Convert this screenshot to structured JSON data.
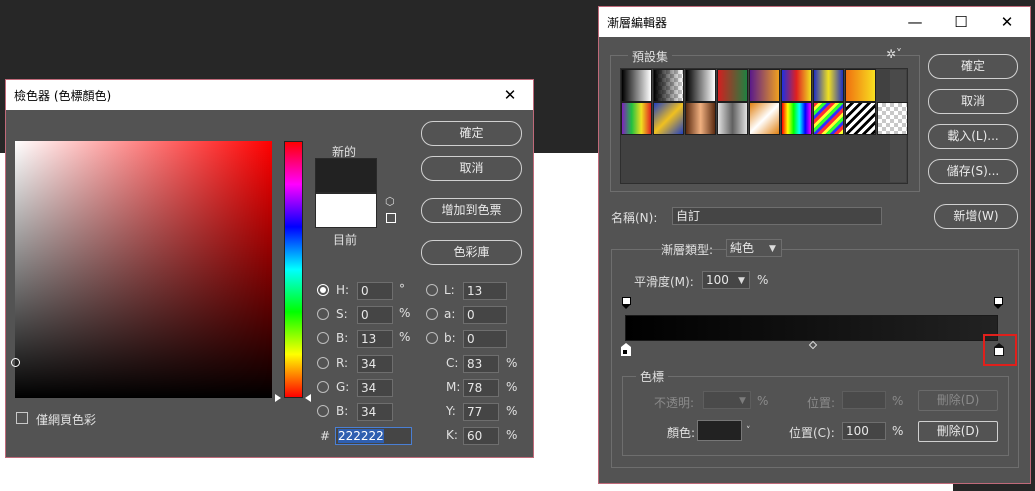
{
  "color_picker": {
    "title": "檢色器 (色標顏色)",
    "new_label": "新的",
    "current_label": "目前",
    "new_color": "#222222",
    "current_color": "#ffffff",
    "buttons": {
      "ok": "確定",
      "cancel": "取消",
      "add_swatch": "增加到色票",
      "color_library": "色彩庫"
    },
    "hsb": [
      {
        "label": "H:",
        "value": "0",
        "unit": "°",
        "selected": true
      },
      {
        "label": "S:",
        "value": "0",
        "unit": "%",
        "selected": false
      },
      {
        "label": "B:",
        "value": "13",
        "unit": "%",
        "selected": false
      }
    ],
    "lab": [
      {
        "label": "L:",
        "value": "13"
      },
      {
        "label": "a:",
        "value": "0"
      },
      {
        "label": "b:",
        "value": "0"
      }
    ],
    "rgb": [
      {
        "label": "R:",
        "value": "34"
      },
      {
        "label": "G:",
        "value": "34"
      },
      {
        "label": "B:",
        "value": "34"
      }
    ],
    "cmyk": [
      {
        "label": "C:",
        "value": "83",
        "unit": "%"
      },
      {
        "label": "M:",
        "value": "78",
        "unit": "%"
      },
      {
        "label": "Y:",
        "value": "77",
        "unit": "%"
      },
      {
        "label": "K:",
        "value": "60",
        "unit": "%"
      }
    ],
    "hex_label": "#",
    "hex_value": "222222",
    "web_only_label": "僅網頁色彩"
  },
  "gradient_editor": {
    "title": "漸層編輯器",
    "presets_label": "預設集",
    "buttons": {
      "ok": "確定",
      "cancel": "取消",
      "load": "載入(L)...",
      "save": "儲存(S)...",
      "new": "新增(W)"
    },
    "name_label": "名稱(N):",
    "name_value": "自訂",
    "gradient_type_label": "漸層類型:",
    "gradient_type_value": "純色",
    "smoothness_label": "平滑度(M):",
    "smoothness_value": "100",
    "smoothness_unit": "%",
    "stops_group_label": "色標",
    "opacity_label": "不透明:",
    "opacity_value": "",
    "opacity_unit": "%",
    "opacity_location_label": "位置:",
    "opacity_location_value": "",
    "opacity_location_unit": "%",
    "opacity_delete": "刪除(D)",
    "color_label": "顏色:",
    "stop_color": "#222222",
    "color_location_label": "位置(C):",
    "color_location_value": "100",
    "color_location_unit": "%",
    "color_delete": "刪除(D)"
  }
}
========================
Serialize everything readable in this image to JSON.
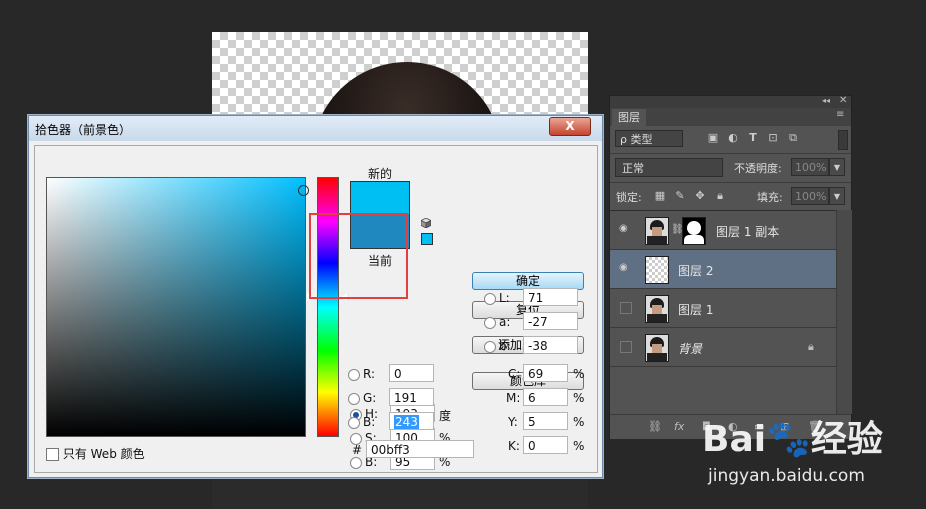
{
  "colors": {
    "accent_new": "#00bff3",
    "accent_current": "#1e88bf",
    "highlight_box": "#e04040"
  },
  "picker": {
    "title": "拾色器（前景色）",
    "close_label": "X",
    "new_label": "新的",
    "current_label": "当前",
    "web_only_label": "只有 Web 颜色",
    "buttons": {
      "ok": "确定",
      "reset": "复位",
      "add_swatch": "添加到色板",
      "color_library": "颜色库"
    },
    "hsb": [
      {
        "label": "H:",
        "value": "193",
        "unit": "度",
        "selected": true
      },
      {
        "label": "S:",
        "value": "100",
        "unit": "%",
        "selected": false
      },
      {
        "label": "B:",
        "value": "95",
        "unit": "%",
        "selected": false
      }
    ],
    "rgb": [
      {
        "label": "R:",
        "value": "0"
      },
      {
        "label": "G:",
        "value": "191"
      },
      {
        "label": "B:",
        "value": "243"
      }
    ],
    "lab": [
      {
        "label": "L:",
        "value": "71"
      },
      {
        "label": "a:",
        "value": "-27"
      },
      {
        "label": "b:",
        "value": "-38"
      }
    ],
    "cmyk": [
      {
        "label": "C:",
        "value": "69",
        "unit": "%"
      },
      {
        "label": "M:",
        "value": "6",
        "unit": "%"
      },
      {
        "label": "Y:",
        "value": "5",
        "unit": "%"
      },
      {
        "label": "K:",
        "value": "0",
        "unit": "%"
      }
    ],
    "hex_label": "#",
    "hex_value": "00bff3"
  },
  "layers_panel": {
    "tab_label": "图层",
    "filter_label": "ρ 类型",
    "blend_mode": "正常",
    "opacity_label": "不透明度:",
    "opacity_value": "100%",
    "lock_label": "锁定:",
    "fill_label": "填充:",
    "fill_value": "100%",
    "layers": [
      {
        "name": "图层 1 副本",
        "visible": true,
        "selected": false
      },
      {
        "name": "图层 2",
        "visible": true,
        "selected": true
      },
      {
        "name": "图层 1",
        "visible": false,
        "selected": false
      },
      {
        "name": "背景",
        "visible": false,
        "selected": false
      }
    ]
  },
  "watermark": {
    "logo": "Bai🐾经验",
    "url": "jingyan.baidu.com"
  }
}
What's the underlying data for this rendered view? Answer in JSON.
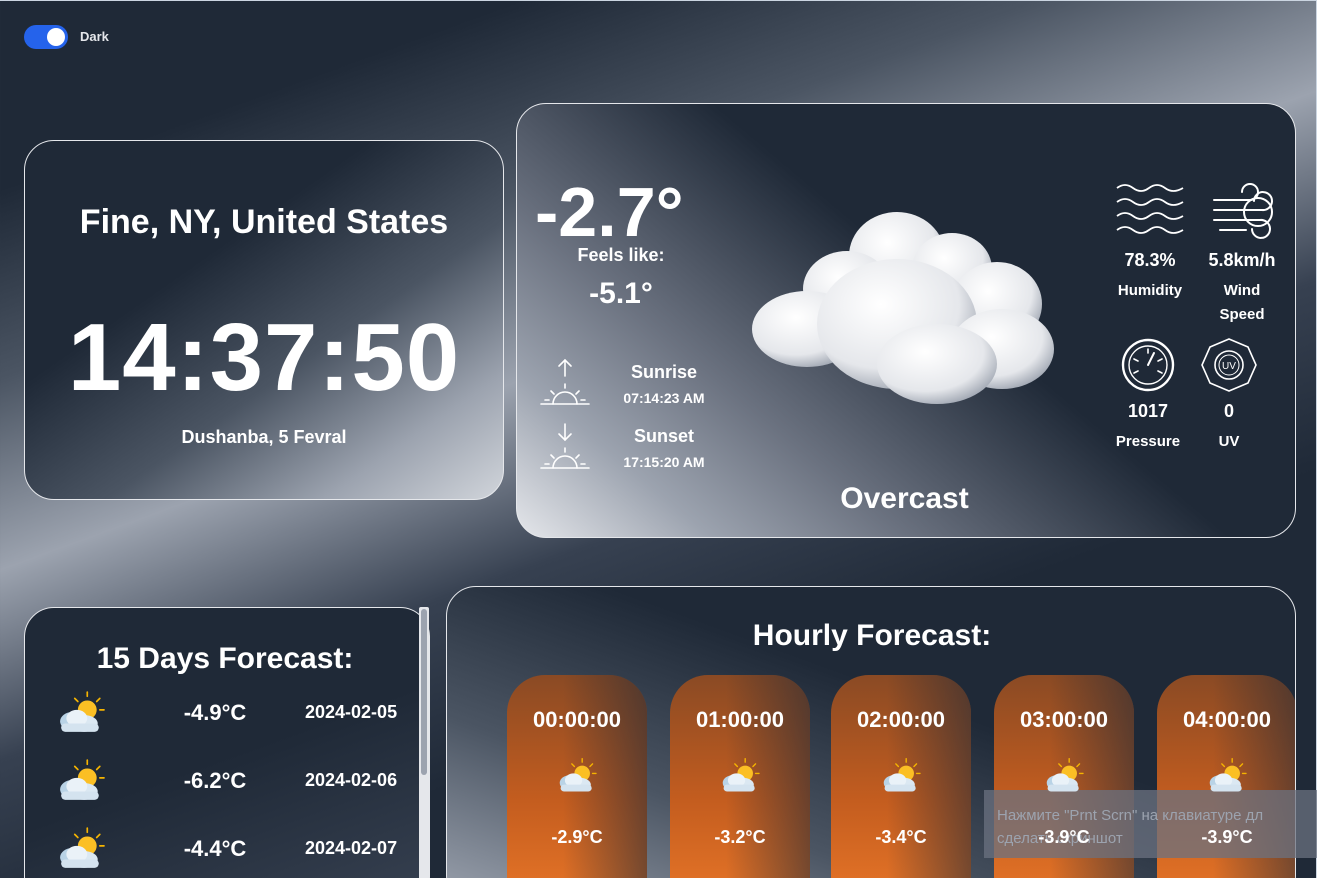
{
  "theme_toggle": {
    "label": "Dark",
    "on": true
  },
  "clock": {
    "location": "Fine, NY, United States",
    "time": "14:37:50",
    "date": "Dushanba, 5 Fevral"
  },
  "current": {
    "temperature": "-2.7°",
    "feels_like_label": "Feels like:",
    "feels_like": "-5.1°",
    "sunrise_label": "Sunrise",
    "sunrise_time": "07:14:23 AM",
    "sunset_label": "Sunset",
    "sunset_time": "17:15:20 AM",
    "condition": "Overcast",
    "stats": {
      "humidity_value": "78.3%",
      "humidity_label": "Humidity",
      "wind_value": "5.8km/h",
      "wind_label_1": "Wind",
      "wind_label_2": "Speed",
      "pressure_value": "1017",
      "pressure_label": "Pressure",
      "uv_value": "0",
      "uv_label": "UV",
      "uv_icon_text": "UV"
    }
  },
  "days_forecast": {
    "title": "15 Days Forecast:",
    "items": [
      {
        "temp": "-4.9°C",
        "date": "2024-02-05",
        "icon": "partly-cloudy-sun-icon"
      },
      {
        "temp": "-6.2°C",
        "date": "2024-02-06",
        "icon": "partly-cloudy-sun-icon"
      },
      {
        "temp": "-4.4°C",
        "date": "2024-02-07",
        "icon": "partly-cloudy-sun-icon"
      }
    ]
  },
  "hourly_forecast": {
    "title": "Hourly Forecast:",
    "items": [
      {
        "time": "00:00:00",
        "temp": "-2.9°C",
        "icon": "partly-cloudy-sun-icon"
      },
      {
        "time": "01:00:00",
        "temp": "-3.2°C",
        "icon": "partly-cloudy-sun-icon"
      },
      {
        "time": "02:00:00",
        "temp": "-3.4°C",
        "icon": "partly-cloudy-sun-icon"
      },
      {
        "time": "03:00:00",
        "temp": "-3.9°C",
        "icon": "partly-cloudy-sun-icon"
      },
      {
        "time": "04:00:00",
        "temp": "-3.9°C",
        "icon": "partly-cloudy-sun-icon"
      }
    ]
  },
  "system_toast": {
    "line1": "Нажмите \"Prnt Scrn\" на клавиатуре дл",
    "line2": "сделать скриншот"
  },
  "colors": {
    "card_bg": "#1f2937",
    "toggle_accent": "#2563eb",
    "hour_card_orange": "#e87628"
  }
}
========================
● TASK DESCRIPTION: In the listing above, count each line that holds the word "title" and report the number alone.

● OUTPUT FOR THIS EXERCISE: 5